Even though these benchmarks have served to aid cheminformatician and ML scientists in discovering candidate drugs and allowed for better modeling, their bioassays lack the essential information like disease and target relevance. In addition, they generally do not cover a diverse set of diseases with a high number of screening molecules. We believe a reliable and practical ML model can be designed based on a known set of targets for a specific disease, fulfilling the need for a benchmark dataset that provides a comprehensive set of related assays. MolData is one of the most comprehensive disease and target-based benchmarks for democratizing molecular machine learning. It consists of 600 diverse bioassays from PubChem which are curated and clustered into 16 different diseases and 14 unique protein target classes. More than 1.4 million distinct molecules are presented in this benchmark, which consists of more than 170 million molecular screening data points. MolData aims to assist in the discovery of better and more diverse candidate drugs via the meaningful aggregation of large datasets. In doing so, it can be one of the main sources for the ML and Data Science community to develop practical molecular machine learning models. To demonstrate the application of MolData, we have run a correlation analysis to investigate drug repurposing, from which we have discovered three sets of bioassays highly correlated in both active and inactive molecules. Lastly, we trained more than 30 different multitask learning-based models, each for a specific disease or target, and one for all bioassays combined.
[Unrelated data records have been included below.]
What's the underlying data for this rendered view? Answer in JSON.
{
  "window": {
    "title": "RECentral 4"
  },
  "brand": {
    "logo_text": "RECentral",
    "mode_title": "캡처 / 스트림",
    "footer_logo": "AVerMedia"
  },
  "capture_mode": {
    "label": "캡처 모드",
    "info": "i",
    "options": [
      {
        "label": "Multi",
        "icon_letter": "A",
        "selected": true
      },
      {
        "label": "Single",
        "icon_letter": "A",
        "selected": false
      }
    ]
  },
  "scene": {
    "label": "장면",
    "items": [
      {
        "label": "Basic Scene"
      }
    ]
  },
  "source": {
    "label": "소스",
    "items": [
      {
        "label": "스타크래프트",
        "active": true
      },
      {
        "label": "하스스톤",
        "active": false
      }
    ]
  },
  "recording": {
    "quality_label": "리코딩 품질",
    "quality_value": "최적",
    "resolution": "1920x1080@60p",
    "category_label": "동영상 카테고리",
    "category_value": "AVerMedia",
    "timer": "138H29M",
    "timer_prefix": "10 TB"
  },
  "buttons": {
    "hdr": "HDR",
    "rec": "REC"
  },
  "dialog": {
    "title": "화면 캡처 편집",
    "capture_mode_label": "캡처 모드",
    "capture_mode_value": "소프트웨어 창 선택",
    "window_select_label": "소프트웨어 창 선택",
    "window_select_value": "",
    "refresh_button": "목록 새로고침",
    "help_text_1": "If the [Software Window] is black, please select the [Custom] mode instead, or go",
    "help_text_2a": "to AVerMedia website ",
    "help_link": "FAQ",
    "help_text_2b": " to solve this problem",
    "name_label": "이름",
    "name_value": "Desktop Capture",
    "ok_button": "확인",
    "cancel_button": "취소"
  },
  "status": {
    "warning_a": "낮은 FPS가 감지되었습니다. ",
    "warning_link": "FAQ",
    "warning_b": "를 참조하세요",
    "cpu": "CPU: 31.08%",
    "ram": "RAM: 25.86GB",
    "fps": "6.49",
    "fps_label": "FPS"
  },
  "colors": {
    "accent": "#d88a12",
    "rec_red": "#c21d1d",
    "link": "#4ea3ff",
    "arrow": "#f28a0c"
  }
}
These models can serve as a baseline for the data science community in order to advance molecular machine learning and enable better drug discovery.